Our school districts, teachers, and community organizations and advocates stood up and said they would not abandon our children. They began cooking and delivering free meals for the thousands of kids who need meals. They set up safe child care for front-line workers. They were determined to get computers to every student. Counselors, teachers, administrators and assistants called every single student, every single family, and got devices in their hands.
With no time to spare, they got to work bringing the internet to every home, with wifi, hot spots, and even sending internet-equipped buses into neighborhoods.Every single Oregon teacher at every single Oregon school stepped up to implement Distance Learning for All. They put all their lessons on line, learned Zoom and Google classroom. They called and re-called kids who were hard to find, and whose parents had to work essential jobs. They reached out to reassure our kids: We are here for you. We are going to continue school. When those teachers call, the children feel cared for and they know they have not been abandoned.
What have the parents said?
“My kinder's teacher made the effort to drive by all of her students' houses to say 'hi' from afar, which I thought was amazing! And it made my kinder's day! The teacher called my child personally, it made him so happy.” Ceara, mom of 2 elementary children
“Our son’s teacher was on-line from day one, keeping the chemistry class going, and motivating the students. He figured out how to move the class on-line, and he is committed to making sure they pass this class.” Charlie, high school dad
We know that the inequities faced by low-income and marginalized children are still there, and are more stark in this crisis. So many are working hard — now more than ever — to overcome that injustice. This is no ordinary teacher appreciation week. This is a miraculous one.

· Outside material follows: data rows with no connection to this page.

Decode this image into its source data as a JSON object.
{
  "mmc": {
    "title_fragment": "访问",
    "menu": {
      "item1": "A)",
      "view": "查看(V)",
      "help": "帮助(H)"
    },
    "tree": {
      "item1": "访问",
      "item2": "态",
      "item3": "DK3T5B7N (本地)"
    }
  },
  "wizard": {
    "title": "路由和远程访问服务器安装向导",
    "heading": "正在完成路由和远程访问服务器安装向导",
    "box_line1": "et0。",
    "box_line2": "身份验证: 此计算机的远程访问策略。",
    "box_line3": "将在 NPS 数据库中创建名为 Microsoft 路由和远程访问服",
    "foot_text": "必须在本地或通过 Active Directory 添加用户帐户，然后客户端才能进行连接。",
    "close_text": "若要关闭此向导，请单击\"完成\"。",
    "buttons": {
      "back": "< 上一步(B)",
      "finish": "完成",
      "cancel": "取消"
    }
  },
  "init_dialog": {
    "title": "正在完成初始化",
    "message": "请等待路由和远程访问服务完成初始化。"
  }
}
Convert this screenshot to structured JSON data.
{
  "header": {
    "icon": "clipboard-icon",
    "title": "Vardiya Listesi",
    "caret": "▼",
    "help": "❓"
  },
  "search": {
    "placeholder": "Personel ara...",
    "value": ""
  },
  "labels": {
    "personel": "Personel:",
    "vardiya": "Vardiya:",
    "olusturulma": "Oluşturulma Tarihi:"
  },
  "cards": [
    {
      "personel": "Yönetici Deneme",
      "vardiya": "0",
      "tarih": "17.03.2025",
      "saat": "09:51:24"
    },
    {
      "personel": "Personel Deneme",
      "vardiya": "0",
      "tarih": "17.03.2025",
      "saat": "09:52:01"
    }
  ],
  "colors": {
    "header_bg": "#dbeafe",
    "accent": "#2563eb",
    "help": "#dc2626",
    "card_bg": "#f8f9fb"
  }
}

The dedication from our teachers is astonishing, and we thank you from the bottom of our hearts.